• Activity: The pictures do not belong in the copy. Restate all of the records word for word.

[Excerpts from an interface dataset]
________________________________________
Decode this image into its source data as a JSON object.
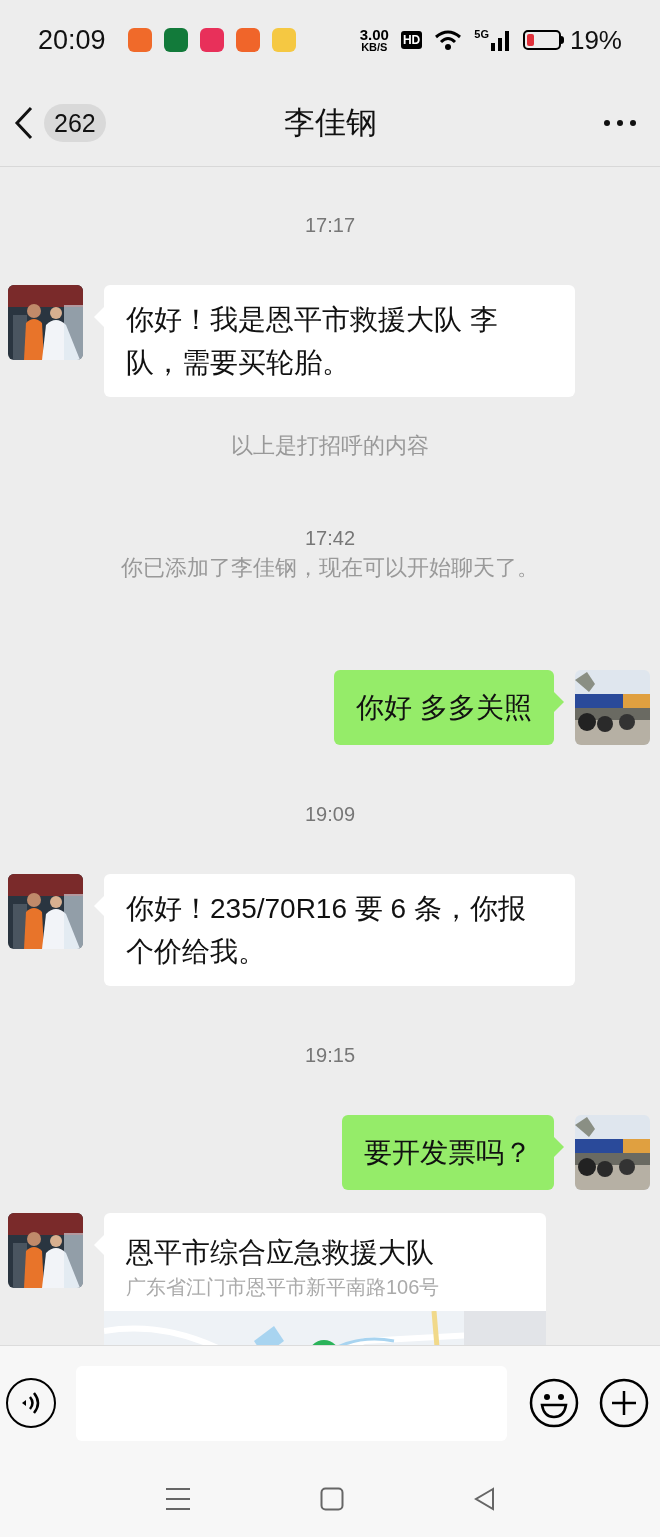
{
  "status_bar": {
    "time": "20:09",
    "apps": [
      {
        "color": "#f06a2a"
      },
      {
        "color": "#127a3a"
      },
      {
        "color": "#e8305a"
      },
      {
        "color": "#f0652a"
      },
      {
        "color": "#f5c842"
      }
    ],
    "speed_value": "3.00",
    "speed_unit": "KB/S",
    "hd_badge": "HD",
    "network": "5G",
    "battery_text": "19%"
  },
  "header": {
    "unread_count": "262",
    "title": "李佳钢"
  },
  "messages": [
    {
      "kind": "time",
      "text": "17:17"
    },
    {
      "kind": "incoming",
      "text": "你好！我是恩平市救援大队 李队，需要买轮胎。"
    },
    {
      "kind": "system",
      "text": "以上是打招呼的内容"
    },
    {
      "kind": "time",
      "text": "17:42"
    },
    {
      "kind": "system",
      "text": "你已添加了李佳钢，现在可以开始聊天了。"
    },
    {
      "kind": "outgoing",
      "text": "你好 多多关照"
    },
    {
      "kind": "time",
      "text": "19:09"
    },
    {
      "kind": "incoming",
      "text": "你好！235/70R16 要 6 条，你报个价给我。"
    },
    {
      "kind": "time",
      "text": "19:15"
    },
    {
      "kind": "outgoing",
      "text": "要开发票吗？"
    },
    {
      "kind": "location",
      "title": "恩平市综合应急救援大队",
      "address": "广东省江门市恩平市新平南路106号"
    }
  ]
}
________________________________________
• Completed task:
Decode this image into its source data as a JSON object.
{
  "status_bar": {
    "time": "20:09",
    "apps": [
      {
        "color": "#f06a2a"
      },
      {
        "color": "#127a3a"
      },
      {
        "color": "#e8305a"
      },
      {
        "color": "#f0652a"
      },
      {
        "color": "#f5c842"
      }
    ],
    "speed_value": "3.00",
    "speed_unit": "KB/S",
    "hd_badge": "HD",
    "network": "5G",
    "battery_text": "19%"
  },
  "header": {
    "unread_count": "262",
    "title": "李佳钢"
  },
  "messages": [
    {
      "kind": "time",
      "text": "17:17"
    },
    {
      "kind": "incoming",
      "text": "你好！我是恩平市救援大队 李队，需要买轮胎。"
    },
    {
      "kind": "system",
      "text": "以上是打招呼的内容"
    },
    {
      "kind": "time",
      "text": "17:42"
    },
    {
      "kind": "system",
      "text": "你已添加了李佳钢，现在可以开始聊天了。"
    },
    {
      "kind": "outgoing",
      "text": "你好 多多关照"
    },
    {
      "kind": "time",
      "text": "19:09"
    },
    {
      "kind": "incoming",
      "text": "你好！235/70R16 要 6 条，你报个价给我。"
    },
    {
      "kind": "time",
      "text": "19:15"
    },
    {
      "kind": "outgoing",
      "text": "要开发票吗？"
    },
    {
      "kind": "location",
      "title": "恩平市综合应急救援大队",
      "address": "广东省江门市恩平市新平南路106号"
    }
  ]
}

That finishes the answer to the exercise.